State Minister of Foreign Affairs Dunya Maumoon has accused former President Mohamed Nasheed and his Maldivian Democratic Party (MDP) of “threats and intimidation tactics” over the outcome of the CNI report, due at the end of August.
“The Government of Maldives is committed to the resolution of political differences through peaceful dialogue and the democratic boulevard [sic] and institutions available in the country,” Dunya said in the statement.
However Nasheed “is going back on his own words and commitment to the international community that he would respect the outcome of the CoNI.”
Former President was speaking during an event commemorating ‘Black Friday’, the brutal crackdown on pro-democracy activists by the former regime in 2004.
Dunya expressed concern at Nasheed’s apparent determination to bring members of the police and military to justice for their illegal roles in the transfer of power, no matter the final verdict of the inquiry commission.
“President Nasheed had threatened violence on the streets of Male’ in order to ensure justice,” said Dunya during the press conference, the details of which have been distributed by the Foreign Ministry as a media release.
A translation for Minivan News of the pertinent section of Nasheed’s Monday speech is as follows:
“I am certain beyond doubt that the commission’s report would note that many officers of the security forces committed a number of unlawful acts. Our demand, our protest, our request will be for these [officers] to be brought to justice. Our work will be to bring them to face justice. We should only go back home after CoNI’s report after bringing them to justice and establishing justice in this country. For a certainty, I definitely will not go back home otherwise.”
Nasheed’s intentions were clarified the following day in a proposal submitted to the government by the MDP . The document mapped out the steps the party expected to see taken following the CNI’s conclusion.

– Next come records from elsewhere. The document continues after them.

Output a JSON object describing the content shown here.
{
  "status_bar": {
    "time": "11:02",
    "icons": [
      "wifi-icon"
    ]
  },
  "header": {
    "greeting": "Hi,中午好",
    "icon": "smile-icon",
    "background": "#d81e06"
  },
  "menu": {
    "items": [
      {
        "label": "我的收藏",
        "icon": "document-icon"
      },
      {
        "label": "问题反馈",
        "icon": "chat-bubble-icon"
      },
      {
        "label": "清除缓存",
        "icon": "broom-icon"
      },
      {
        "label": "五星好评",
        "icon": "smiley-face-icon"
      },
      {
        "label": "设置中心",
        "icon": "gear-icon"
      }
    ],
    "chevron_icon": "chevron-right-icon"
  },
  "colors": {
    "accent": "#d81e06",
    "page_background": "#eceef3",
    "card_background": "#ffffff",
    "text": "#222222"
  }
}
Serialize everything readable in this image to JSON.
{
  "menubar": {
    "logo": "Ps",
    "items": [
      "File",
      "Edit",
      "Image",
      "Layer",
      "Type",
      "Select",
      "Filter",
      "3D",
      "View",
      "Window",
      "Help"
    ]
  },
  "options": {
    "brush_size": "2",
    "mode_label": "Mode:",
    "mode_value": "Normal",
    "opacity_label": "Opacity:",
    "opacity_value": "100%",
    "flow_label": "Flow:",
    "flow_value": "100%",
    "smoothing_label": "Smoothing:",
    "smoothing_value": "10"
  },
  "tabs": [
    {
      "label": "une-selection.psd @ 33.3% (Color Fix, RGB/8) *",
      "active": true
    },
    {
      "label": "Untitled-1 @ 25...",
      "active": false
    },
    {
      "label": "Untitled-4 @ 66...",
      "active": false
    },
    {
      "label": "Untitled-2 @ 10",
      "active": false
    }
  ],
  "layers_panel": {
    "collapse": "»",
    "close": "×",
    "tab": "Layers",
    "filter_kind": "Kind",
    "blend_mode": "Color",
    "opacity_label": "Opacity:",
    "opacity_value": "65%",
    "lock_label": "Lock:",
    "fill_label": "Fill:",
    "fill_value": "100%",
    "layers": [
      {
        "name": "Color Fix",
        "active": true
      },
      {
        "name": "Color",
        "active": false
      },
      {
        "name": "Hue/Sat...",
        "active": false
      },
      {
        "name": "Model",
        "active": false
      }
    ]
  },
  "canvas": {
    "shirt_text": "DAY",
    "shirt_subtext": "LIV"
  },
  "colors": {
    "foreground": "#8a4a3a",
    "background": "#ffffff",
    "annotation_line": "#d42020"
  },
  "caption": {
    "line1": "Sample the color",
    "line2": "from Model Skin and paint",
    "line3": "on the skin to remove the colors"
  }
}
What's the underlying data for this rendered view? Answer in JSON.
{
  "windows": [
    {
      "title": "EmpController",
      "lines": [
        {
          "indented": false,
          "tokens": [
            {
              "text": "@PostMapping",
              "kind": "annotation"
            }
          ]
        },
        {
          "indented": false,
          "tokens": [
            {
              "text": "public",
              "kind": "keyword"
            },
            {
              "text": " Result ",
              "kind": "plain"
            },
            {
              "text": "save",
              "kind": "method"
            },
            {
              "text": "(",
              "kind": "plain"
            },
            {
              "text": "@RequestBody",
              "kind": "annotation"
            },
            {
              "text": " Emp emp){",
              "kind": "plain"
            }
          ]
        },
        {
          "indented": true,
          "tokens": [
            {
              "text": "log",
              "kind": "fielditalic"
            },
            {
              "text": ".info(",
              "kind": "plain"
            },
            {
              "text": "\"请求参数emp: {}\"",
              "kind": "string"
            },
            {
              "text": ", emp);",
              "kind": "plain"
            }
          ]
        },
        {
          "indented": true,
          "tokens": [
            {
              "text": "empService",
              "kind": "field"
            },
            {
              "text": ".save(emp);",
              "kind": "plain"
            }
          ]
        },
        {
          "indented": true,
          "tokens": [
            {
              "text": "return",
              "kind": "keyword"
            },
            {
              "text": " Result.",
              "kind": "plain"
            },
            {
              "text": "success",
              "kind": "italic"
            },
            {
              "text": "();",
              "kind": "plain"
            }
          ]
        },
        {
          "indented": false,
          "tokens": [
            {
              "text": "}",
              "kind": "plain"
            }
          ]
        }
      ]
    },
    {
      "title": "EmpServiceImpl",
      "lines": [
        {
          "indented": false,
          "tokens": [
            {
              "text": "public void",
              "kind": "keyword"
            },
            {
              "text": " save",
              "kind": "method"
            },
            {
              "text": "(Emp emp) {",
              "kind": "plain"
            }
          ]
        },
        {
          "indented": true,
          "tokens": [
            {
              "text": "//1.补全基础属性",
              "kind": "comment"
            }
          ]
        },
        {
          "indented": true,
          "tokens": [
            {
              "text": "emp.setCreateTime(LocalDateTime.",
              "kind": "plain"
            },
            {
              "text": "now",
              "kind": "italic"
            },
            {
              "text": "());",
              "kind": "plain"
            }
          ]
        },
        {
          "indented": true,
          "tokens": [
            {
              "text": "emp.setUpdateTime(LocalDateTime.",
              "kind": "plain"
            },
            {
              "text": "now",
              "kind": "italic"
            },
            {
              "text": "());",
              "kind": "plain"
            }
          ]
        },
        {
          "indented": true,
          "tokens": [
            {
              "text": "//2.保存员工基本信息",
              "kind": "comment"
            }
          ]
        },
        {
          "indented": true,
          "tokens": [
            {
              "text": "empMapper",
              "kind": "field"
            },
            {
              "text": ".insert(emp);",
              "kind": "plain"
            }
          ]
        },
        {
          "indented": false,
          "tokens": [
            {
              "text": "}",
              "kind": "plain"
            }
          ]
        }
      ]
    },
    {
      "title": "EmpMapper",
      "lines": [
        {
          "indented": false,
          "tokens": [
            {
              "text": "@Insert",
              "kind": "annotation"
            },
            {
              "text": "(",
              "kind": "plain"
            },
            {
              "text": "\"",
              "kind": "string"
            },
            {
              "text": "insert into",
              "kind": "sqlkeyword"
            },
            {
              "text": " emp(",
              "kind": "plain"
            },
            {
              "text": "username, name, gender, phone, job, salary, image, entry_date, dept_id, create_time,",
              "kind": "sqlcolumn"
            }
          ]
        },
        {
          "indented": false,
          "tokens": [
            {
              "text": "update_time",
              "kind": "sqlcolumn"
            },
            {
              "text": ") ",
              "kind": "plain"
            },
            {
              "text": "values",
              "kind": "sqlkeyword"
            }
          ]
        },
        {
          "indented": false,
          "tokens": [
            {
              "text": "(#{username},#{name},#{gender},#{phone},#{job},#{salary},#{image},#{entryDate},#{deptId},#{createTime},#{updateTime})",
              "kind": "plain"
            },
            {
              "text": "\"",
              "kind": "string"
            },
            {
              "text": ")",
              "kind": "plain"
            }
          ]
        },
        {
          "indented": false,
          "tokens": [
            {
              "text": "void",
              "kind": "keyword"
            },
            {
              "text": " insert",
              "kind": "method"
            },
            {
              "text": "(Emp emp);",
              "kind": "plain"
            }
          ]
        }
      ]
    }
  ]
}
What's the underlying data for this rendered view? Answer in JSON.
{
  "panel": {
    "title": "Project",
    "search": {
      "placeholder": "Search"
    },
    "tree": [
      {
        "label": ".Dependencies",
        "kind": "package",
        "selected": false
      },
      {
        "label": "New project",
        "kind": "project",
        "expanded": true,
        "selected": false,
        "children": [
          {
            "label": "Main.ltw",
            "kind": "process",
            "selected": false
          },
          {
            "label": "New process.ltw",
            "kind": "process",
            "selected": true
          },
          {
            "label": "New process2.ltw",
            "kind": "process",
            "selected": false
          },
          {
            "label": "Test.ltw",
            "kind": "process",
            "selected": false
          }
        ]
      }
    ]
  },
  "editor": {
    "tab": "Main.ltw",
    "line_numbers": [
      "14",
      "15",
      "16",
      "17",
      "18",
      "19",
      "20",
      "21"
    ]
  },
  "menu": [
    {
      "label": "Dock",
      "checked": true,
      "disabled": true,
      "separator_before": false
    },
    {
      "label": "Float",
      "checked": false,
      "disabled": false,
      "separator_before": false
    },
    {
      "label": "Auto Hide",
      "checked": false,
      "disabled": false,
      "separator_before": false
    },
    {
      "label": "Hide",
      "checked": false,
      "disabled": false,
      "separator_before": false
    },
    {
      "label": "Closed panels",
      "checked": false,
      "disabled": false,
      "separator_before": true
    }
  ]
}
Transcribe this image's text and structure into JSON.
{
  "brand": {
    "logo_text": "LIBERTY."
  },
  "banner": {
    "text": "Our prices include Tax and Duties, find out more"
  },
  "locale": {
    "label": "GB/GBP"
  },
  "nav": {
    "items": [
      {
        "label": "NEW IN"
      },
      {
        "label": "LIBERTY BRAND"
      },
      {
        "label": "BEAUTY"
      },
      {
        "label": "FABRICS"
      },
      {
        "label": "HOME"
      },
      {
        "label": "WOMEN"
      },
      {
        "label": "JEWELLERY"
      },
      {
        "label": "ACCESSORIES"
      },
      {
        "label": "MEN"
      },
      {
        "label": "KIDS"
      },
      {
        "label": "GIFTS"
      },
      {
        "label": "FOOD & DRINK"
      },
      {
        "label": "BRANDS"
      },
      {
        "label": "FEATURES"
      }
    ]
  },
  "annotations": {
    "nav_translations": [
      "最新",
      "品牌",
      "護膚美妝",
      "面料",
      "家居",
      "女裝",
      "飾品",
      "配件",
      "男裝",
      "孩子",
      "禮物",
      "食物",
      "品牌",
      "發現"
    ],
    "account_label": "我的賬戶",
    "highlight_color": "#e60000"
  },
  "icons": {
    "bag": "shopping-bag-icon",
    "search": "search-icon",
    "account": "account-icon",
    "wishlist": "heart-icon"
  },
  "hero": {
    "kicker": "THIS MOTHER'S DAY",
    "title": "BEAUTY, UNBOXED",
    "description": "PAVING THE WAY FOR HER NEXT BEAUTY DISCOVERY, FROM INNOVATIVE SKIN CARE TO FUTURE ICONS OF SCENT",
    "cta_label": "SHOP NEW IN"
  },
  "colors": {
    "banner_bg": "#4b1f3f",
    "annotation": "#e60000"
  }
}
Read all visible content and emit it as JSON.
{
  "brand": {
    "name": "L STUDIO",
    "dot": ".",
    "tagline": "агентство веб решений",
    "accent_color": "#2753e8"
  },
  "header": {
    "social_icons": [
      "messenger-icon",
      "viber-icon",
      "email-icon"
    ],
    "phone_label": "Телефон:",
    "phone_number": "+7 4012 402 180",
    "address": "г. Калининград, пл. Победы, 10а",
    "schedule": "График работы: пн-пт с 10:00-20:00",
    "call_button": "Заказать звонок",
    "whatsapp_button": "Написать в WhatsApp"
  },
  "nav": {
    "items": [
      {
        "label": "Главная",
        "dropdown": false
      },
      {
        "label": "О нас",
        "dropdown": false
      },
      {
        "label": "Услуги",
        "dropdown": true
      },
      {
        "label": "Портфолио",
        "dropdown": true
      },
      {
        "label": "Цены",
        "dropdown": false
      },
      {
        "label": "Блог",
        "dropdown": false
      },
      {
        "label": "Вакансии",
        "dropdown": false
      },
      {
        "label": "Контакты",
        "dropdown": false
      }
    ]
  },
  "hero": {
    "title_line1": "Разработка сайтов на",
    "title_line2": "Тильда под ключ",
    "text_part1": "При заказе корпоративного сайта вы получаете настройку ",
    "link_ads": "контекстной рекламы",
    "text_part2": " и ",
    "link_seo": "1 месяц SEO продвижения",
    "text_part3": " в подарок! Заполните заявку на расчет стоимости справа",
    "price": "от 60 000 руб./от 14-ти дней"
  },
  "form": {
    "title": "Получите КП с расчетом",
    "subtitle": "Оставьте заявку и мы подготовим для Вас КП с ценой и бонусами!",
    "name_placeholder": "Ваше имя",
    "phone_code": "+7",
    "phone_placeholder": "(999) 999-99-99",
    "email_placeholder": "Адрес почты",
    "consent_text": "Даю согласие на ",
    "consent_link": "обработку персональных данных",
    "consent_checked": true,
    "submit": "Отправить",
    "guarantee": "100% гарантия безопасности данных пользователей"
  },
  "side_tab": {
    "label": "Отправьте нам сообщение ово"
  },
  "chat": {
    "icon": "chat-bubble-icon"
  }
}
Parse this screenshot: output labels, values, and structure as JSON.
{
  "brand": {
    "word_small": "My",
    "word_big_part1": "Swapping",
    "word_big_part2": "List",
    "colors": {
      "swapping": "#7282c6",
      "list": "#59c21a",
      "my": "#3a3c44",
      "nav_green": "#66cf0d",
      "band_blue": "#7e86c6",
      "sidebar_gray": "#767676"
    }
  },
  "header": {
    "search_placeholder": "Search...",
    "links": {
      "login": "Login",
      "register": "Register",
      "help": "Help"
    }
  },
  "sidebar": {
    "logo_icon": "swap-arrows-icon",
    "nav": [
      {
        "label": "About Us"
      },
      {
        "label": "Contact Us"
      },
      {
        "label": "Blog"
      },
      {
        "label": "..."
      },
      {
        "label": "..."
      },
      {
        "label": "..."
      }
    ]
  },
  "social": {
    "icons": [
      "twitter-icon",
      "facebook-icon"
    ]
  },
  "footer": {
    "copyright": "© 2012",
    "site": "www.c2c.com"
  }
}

This proposal stated the MDP’s willingness to cease its calls for early presidential elections and wait for the constitutionally mandated polls in 2013 should the final report show no evidence of any unlawful activity in the transfer of power.
However, should the report find that the transfer included illegal acts on the part of any individual, the MDP proposed that those implicated be brought to trial and that all parties agree to early elections.
In the event that the CNI rules the departure of Nasheed from the President’s Office to have been unconstitutional, the MDP proposed that his government be fully reinstated.
The party had hoped for a response from the government before the end of Ramadan this weekend and appeared to receive it today when President’s Office spokesman Abbas Adil Riza told local media today that the government would not discuss the report’s outcome before its release.
“CNI’s report will not act as a final verdict. The purpose of the report is to assist the relevant institutions. So, there’s no need to make the report a ‘political carnival’,” Riza reportedly told Sun Online.
At its meeting on Tuesday, the MDP’s executive council had agreed to call a meeting of its National Council in order to determine the party’s next course of action.